Notable FactsThe main regions of Chile include Maipo (pronounced MY-poh), known for reds like Merlot, Cabernet Sauvignon and Carmenere; Casablanca Valley, a region producing delicious Sauvignon Blanc, as well as other whites & some reds; Colchaugua, an inland district creating amazing red wines from Syrah and Cabernet Sauvignon, particularly in the Apalta sub-region; and Rapel Valley, settled right under Maipo and producing the same red varietals. A couple of smaller regions to watch include Limari and Elqui, two valleys further north, producing some delicious cool-climate Chardonnay and Bio Bio, an area further south, which is also focused on cool-climate varieties. Chilean wines are growing in exports and more consumers are enjoying the delicious values coming from the country. Red wines of the region, though they cannot be generalized, make the whole gamut of wine quality – quaffable to collectible. Cabernet Sauvignon, Merlot & Carmenere are the main players, though Syrah is also making a splash. Some of the best reds are blends of the above varieties. As for whites, Sauvignon Blanc is typically crisp, herbal and racy, while Chardonnay is richer in style with full-bodied texture and tropical fruit flavors.

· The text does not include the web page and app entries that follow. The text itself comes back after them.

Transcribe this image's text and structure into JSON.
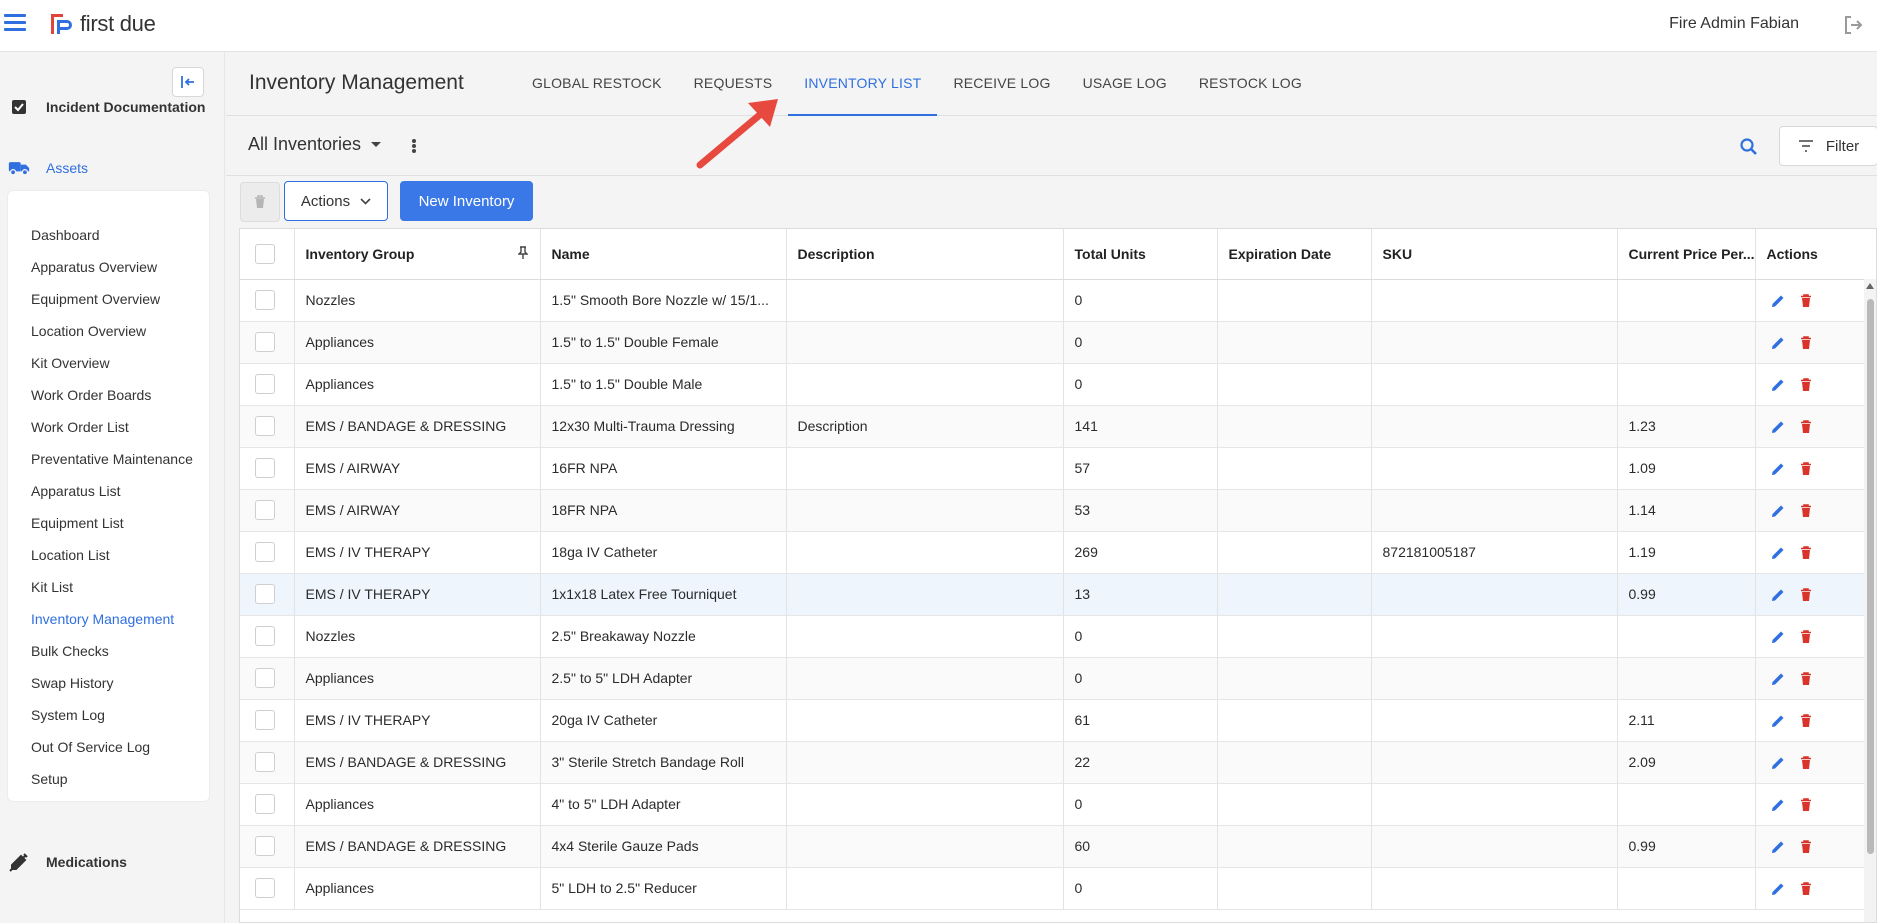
{
  "header": {
    "app_name": "first due",
    "user_name": "Fire Admin Fabian"
  },
  "sidebar": {
    "section_incident": "Incident Documentation",
    "section_assets": "Assets",
    "section_medications": "Medications",
    "items": [
      {
        "label": "Dashboard"
      },
      {
        "label": "Apparatus Overview"
      },
      {
        "label": "Equipment Overview"
      },
      {
        "label": "Location Overview"
      },
      {
        "label": "Kit Overview"
      },
      {
        "label": "Work Order Boards"
      },
      {
        "label": "Work Order List"
      },
      {
        "label": "Preventative Maintenance"
      },
      {
        "label": "Apparatus List"
      },
      {
        "label": "Equipment List"
      },
      {
        "label": "Location List"
      },
      {
        "label": "Kit List"
      },
      {
        "label": "Inventory Management"
      },
      {
        "label": "Bulk Checks"
      },
      {
        "label": "Swap History"
      },
      {
        "label": "System Log"
      },
      {
        "label": "Out Of Service Log"
      },
      {
        "label": "Setup"
      }
    ],
    "active_item": "Inventory Management"
  },
  "page": {
    "title": "Inventory Management",
    "tabs": [
      {
        "label": "GLOBAL RESTOCK"
      },
      {
        "label": "REQUESTS"
      },
      {
        "label": "INVENTORY LIST"
      },
      {
        "label": "RECEIVE LOG"
      },
      {
        "label": "USAGE LOG"
      },
      {
        "label": "RESTOCK LOG"
      }
    ],
    "active_tab": "INVENTORY LIST",
    "inventory_select": "All Inventories",
    "filter_label": "Filter",
    "actions_label": "Actions",
    "new_inventory_label": "New Inventory"
  },
  "table": {
    "columns": [
      "Inventory Group",
      "Name",
      "Description",
      "Total Units",
      "Expiration Date",
      "SKU",
      "Current Price Per...",
      "Actions"
    ],
    "rows": [
      {
        "group": "Nozzles",
        "name": "1.5\" Smooth Bore Nozzle w/ 15/1...",
        "description": "",
        "units": "0",
        "expiration": "",
        "sku": "",
        "price": ""
      },
      {
        "group": "Appliances",
        "name": "1.5\" to 1.5\" Double Female",
        "description": "",
        "units": "0",
        "expiration": "",
        "sku": "",
        "price": ""
      },
      {
        "group": "Appliances",
        "name": "1.5\" to 1.5\" Double Male",
        "description": "",
        "units": "0",
        "expiration": "",
        "sku": "",
        "price": ""
      },
      {
        "group": "EMS / BANDAGE & DRESSING",
        "name": "12x30 Multi-Trauma Dressing",
        "description": "Description",
        "units": "141",
        "expiration": "",
        "sku": "",
        "price": "1.23"
      },
      {
        "group": "EMS / AIRWAY",
        "name": "16FR NPA",
        "description": "",
        "units": "57",
        "expiration": "",
        "sku": "",
        "price": "1.09"
      },
      {
        "group": "EMS / AIRWAY",
        "name": "18FR NPA",
        "description": "",
        "units": "53",
        "expiration": "",
        "sku": "",
        "price": "1.14"
      },
      {
        "group": "EMS / IV THERAPY",
        "name": "18ga IV Catheter",
        "description": "",
        "units": "269",
        "expiration": "",
        "sku": "872181005187",
        "price": "1.19"
      },
      {
        "group": "EMS / IV THERAPY",
        "name": "1x1x18 Latex Free Tourniquet",
        "description": "",
        "units": "13",
        "expiration": "",
        "sku": "",
        "price": "0.99"
      },
      {
        "group": "Nozzles",
        "name": "2.5\" Breakaway Nozzle",
        "description": "",
        "units": "0",
        "expiration": "",
        "sku": "",
        "price": ""
      },
      {
        "group": "Appliances",
        "name": "2.5\" to 5\" LDH Adapter",
        "description": "",
        "units": "0",
        "expiration": "",
        "sku": "",
        "price": ""
      },
      {
        "group": "EMS / IV THERAPY",
        "name": "20ga IV Catheter",
        "description": "",
        "units": "61",
        "expiration": "",
        "sku": "",
        "price": "2.11"
      },
      {
        "group": "EMS / BANDAGE & DRESSING",
        "name": "3\" Sterile Stretch Bandage Roll",
        "description": "",
        "units": "22",
        "expiration": "",
        "sku": "",
        "price": "2.09"
      },
      {
        "group": "Appliances",
        "name": "4\" to 5\" LDH Adapter",
        "description": "",
        "units": "0",
        "expiration": "",
        "sku": "",
        "price": ""
      },
      {
        "group": "EMS / BANDAGE & DRESSING",
        "name": "4x4 Sterile Gauze Pads",
        "description": "",
        "units": "60",
        "expiration": "",
        "sku": "",
        "price": "0.99"
      },
      {
        "group": "Appliances",
        "name": "5\" LDH to 2.5\" Reducer",
        "description": "",
        "units": "0",
        "expiration": "",
        "sku": "",
        "price": ""
      }
    ],
    "highlight_row": 7
  },
  "colors": {
    "accent": "#2f6fe0",
    "button_primary": "#3b78e7",
    "delete_red": "#d9342b",
    "annotation_arrow": "#e8493f"
  },
  "icons": [
    "hamburger-icon",
    "logo-icon",
    "logout-icon",
    "collapse-sidebar-icon",
    "check-square-icon",
    "truck-icon",
    "syringe-icon",
    "search-icon",
    "filter-icon",
    "trash-icon",
    "chevron-down-icon",
    "pin-icon",
    "edit-icon",
    "delete-icon"
  ]
}
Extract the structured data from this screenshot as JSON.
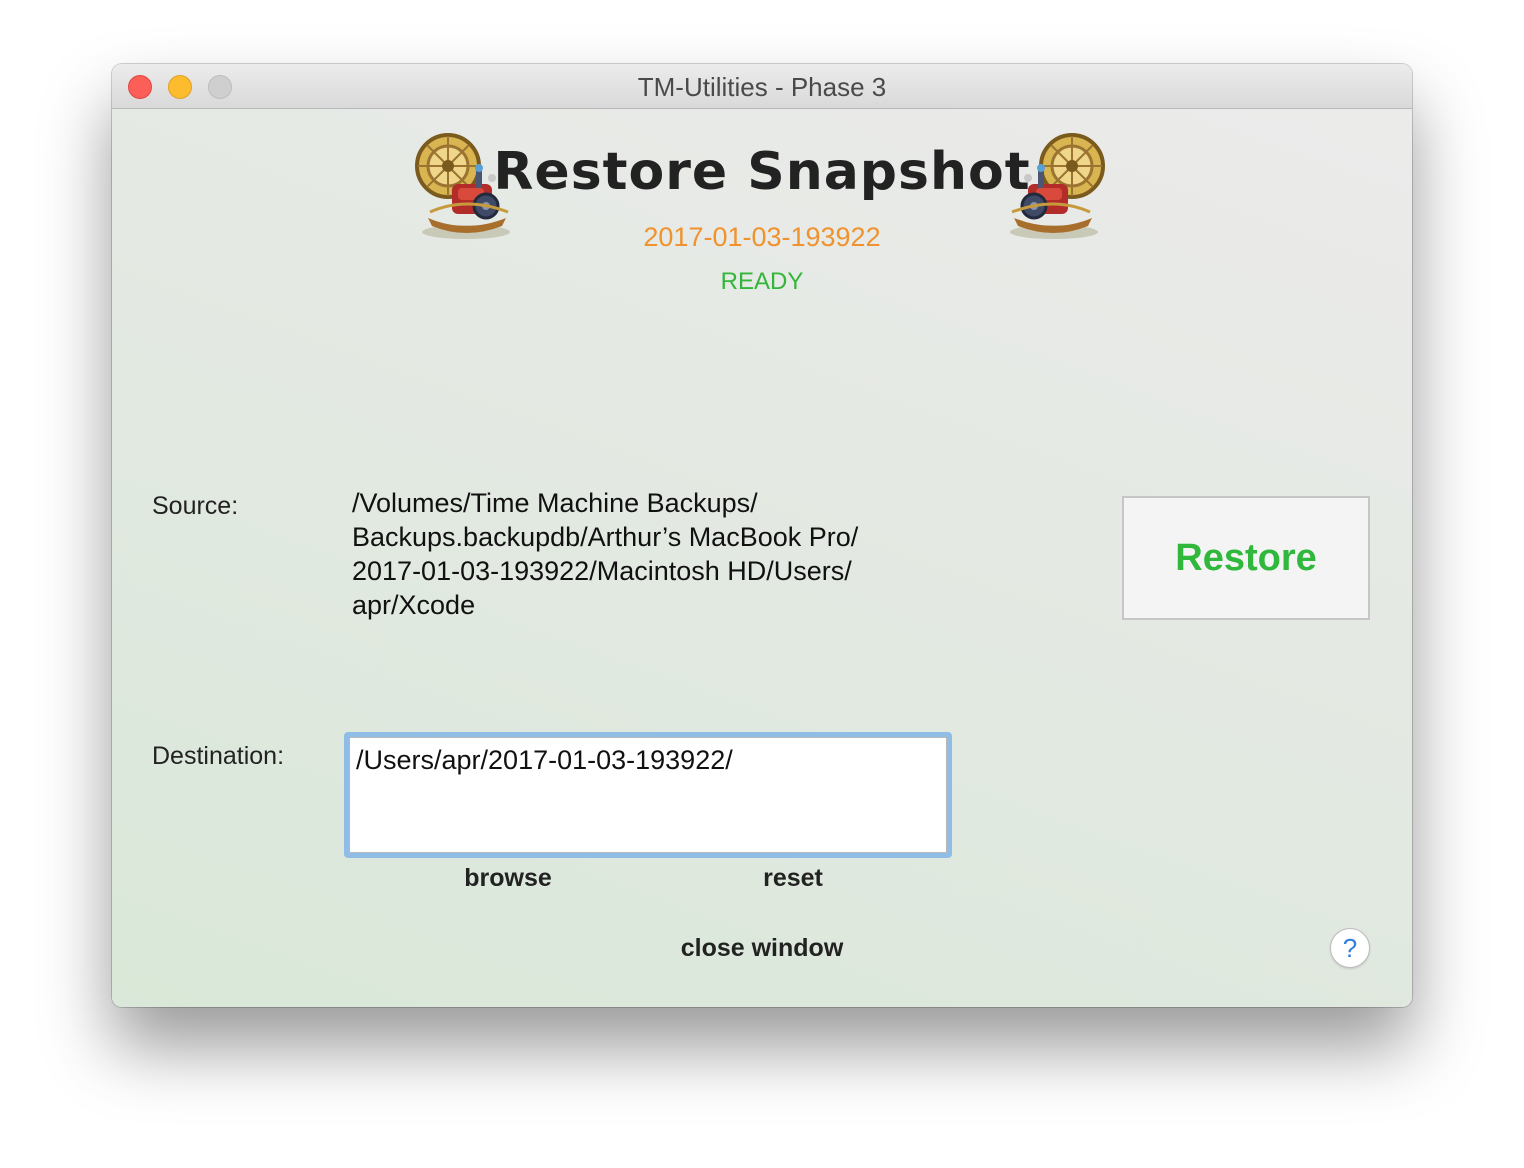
{
  "window": {
    "title": "TM-Utilities - Phase 3"
  },
  "header": {
    "title": "Restore Snapshot",
    "snapshot": "2017-01-03-193922",
    "status": "READY",
    "icon": "time-machine-icon"
  },
  "source": {
    "label": "Source:",
    "path_lines": [
      "/Volumes/Time Machine Backups/",
      "Backups.backupdb/Arthur’s MacBook Pro/",
      "2017-01-03-193922/Macintosh HD/Users/",
      "apr/Xcode"
    ]
  },
  "destination": {
    "label": "Destination:",
    "value": "/Users/apr/2017-01-03-193922/",
    "browse_label": "browse",
    "reset_label": "reset"
  },
  "actions": {
    "restore_label": "Restore",
    "close_label": "close window",
    "help_label": "?"
  },
  "colors": {
    "snapshot": "#f0932e",
    "status": "#33b53a",
    "restore": "#2fb83c",
    "focus_ring": "#8fbde5"
  }
}
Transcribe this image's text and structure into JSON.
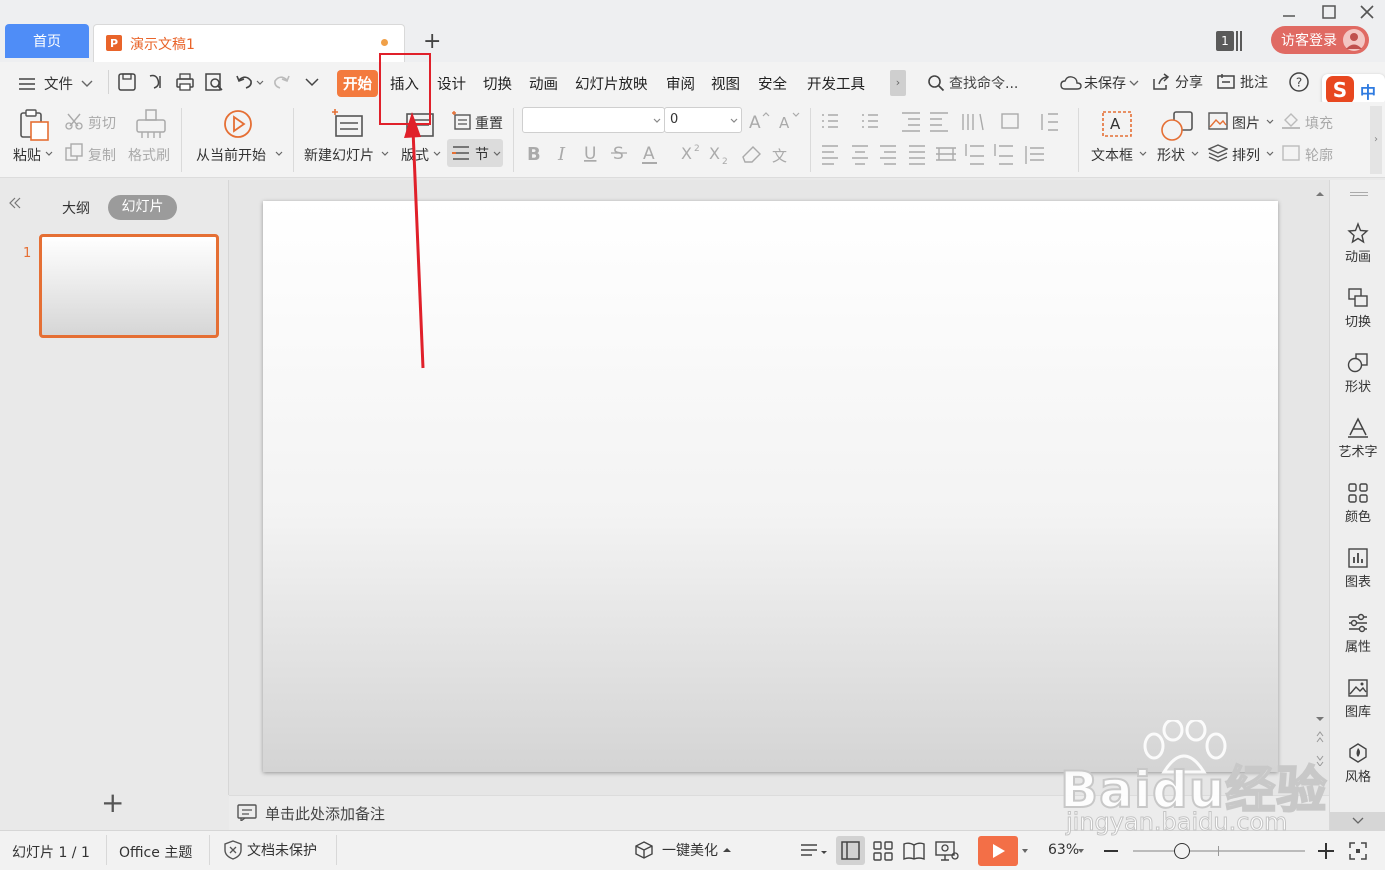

About South AmericaRelated Links:
Young, organically farmed Carmenère at Chile's De Martino estate vineyard
Customer ReviewsSign In to Add Your Review3.5 }div>3.3 out of 5 stars
- 5 Stars: 1
- 4 Stars: 3
- 3 Stars: 5
- 2 Stars: 3
- 1 Stars: 1
13 ratings, 9 with reviewsSuperdaddy - Roslyn, NY311/27/2008Veramonte's Cabernet is betterJohn Breslin - Arlington, VA511/2/2008211/27/201238/18/2011Daniel81084 - Wallingford, CT33/31/2011Charles Justice - Easley, SC22/17/2010The Veramonte Primus 2005 is highly rated by Wine & Spirits and Wine News. The high ratings are undeserved. With a decent nose, the wine displays a sourness at mid-palate with a harsh tar-like finish. It left no positive impression. A wine to forget!moching - New York, NY23/6/2009a little tart. mellowed after airing, but then was just a bit flat.kaizer - Dallas, TX45/8/2009for the price,this is by far an excellent wine that i enjoy for every day drinking.36/12/2009drank this bottle in two days and the taste did not change at all - very good for the priceGarry Morgan - Laguna Niguel, CA410/25/2008If you enjoy red varietal blends with a full body, you'll like this wine. Softer tannins with a smooth texture and finish. The increased prices on Napa Cabs have me trying and really enjoying wines such as this one. Definitely a smart buy.Susan Robbins - Allentown, NJ33/11/2009I thought it tasted better the first time I purchased it. It was not as rich this time; the flavor was missing.Paul Weaver - Corrales, NM11/27/2009Not up to it's rating or price. Other Veramonte wines, at lower price points, are better.AMComstock - Spring Lake, NC44/29/2008I have been buying this wine for several months now and find it to be one of the best quality reds for its value. It was the top pick over 17 other bottles of wine and other red varieties at a wine-tasting event I attended several months ago. Full flavor but not too heavy. Clean finish.
Alcohol By Volume GuideMost wine ranges from 10-16% alcohol by volume. Some varietals tend to have higher (for example Zinfandel and Cabernet Sauvignon) or lower alcohol levels (Pinot Noir and many white varietals), but there is always some variation from producer to producer. Some wine falls outside of this range, for instance Port weighs in closer to 20%, while Muscat and Riesling are usually a bit below 10%.
Wine Style Guide
Light & Fruity
- Red wines that are more fruit-forward and lighter in tannin and body.
Smooth & Supple
- Medium bodied reds that go down easy, with smooth tannins and supple fruit.
Earthy & Spicy
- Wines where earthy and/or spicy dominate the flavors – typically medium to full body.
Big & Bold
- Full bodied wines that have concentrated fruit and are higher in alcohol and/or tannins. Some need age.
- 5 Stars: